• [Action item]: Only the lines holding "Tracking" are wanted. Copy every one from the records below.

[Data about app and page elements]
##############################

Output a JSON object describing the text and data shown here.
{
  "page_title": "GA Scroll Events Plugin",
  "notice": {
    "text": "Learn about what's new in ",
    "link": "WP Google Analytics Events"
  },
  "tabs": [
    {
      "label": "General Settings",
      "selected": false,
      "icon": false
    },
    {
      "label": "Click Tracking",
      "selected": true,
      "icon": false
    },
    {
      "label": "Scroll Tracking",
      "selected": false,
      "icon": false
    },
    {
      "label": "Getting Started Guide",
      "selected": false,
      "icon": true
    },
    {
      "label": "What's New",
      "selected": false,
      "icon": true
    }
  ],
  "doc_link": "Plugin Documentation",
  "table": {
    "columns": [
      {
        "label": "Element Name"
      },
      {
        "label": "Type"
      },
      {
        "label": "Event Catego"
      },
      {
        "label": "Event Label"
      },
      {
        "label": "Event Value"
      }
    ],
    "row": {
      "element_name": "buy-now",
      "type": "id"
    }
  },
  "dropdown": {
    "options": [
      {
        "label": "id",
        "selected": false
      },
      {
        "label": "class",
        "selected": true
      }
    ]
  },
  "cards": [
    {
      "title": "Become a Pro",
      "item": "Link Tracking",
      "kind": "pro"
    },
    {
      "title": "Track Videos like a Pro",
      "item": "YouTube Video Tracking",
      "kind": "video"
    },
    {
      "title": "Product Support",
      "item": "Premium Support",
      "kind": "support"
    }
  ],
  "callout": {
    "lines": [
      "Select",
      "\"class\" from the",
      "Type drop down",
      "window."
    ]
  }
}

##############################

• [Result]:
      "label": "Click Tracking",
      "label": "Scroll Tracking",
      "item": "Link Tracking",
      "item": "YouTube Video Tracking",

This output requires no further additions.